Norwegian horseman Morten Buskop bought Percussionist from Wylie and Johnson in May 2010, looking for a classy jumper to race in Scandinavia and perhaps attempt an American invasion. Nine years old, carrying more than $500,000 in career earnings, Percussionist was some prospect. A software executive by trade, Buskop, his wife, Iben, and trainer, Hanne Bechmann, prepped their new charge with a flat race in Norway, a fifth over hurdles in Sweden, and then back-to-back Norwegian hurdle wins in August and September. And that’s still only part of the Percussionist story.

Buskop started plotting a return trip to the Grand National, in which he finished second with General Ledger in 2009. Percussionist, with maiden World Of Events for company, arrived a week before the race, spent time at a local farm, schooled over the American fences two days out, and then demolished a quality field in the 2 5/8-mile, Grade 1 Grand National in New Jersey. Percussionist rated off the pace, advanced into striking position, then used his flat speed to overwhelm Slip Away in the stretch while winning by seven lengths. A few days later, Buskop sold his two horses to leading American owner Irv Naylor.

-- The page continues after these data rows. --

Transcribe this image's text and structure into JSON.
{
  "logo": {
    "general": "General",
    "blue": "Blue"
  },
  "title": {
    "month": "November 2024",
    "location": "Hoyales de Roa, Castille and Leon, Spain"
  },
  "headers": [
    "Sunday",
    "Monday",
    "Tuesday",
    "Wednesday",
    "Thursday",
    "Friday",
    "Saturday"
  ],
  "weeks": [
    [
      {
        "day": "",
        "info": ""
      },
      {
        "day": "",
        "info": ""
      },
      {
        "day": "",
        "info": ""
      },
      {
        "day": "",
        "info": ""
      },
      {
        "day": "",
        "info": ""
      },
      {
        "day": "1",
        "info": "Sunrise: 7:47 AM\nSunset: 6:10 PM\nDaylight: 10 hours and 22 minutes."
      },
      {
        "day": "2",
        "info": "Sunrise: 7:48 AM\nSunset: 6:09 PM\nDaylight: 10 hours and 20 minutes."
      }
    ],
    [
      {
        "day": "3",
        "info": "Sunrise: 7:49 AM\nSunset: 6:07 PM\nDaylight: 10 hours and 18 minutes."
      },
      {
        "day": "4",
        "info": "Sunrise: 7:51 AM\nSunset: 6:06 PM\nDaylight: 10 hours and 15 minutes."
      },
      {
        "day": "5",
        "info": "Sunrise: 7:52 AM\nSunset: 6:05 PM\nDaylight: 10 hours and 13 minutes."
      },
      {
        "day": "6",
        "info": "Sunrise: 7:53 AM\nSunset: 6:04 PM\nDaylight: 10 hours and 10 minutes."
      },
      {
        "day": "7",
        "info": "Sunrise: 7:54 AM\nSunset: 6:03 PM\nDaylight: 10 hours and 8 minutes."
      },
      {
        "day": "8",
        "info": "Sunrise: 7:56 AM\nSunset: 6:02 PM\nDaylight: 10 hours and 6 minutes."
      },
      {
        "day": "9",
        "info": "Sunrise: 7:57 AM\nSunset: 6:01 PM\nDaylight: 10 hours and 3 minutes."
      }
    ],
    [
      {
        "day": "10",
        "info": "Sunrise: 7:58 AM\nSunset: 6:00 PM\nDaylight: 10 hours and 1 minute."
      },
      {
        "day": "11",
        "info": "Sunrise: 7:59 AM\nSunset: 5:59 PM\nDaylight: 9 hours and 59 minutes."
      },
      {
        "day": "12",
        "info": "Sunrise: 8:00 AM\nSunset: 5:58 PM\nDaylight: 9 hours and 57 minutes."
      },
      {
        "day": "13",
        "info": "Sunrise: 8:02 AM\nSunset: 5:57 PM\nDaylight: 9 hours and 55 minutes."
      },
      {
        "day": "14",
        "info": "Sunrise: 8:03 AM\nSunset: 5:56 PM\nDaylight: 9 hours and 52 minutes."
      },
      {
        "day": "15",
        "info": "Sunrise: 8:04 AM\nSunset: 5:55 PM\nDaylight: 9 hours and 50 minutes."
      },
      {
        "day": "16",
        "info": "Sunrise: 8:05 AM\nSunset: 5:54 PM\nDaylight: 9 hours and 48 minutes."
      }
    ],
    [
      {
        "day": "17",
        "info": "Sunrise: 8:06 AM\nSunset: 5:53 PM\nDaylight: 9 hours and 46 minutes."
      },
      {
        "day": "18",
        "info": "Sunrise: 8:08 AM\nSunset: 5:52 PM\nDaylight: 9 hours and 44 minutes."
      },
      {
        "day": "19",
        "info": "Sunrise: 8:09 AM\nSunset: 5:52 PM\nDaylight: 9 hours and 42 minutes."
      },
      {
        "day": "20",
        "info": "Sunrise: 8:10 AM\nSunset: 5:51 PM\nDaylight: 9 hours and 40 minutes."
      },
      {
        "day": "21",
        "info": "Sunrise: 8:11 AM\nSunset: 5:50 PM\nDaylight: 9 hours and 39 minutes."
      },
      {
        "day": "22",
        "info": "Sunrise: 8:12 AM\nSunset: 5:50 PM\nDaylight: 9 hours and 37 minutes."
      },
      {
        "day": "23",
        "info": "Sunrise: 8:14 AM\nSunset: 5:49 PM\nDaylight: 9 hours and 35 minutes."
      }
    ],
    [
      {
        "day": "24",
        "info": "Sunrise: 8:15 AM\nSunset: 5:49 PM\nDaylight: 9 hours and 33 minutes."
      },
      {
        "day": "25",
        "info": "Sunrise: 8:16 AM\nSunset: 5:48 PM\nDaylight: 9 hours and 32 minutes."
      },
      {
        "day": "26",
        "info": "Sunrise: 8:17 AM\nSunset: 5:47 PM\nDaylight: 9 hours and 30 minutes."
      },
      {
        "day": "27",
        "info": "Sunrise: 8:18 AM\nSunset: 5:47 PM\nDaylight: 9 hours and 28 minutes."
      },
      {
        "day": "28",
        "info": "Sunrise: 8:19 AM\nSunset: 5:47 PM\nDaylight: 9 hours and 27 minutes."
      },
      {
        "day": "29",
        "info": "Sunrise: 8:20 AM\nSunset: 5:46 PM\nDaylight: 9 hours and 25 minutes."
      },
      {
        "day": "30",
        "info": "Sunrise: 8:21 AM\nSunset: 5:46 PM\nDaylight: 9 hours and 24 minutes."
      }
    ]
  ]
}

And that’s the Percussionist story, so far anyway. The Eclipse Award finalist finished a tired sixth in the Colonial Cup for Naylor but should return as a player in the division in 2011.

Buskop gave credit to his horse and some special care for the historic win at Far Hills.

“He’s 9, so we really needed to get him sparkled up again, and we did that with TLC,” the owner said. “All respect for Howard Johnson, but he’s a big trainer and he keeps 160 jumpers. Basically, it’s quite simple. Pay attention to the small things, keep him happy. Take a class horse like this, get him into a small yard, and give him lots of attention.”

And you might get lucky. Percussionist blossomed under Buskop’s care, handled the marathon trip and all its details from Copenhagen to Amsterdam to JFK Airport in New York to Far Hills, N.J.

“He still has to come through and win, even if everything goes right; there were 12 horses in the race and 11 losers,” Buskop said of the Grand National. “We were second with General Ledger; we achieved that. I couldn’t even dream of winning, but I wanted to try. It’s a dream come true. I never thought I’d get him that good, good enough to win this race. Deep inside me, I thought there was a chance, but I didn’t dare think it or say it.”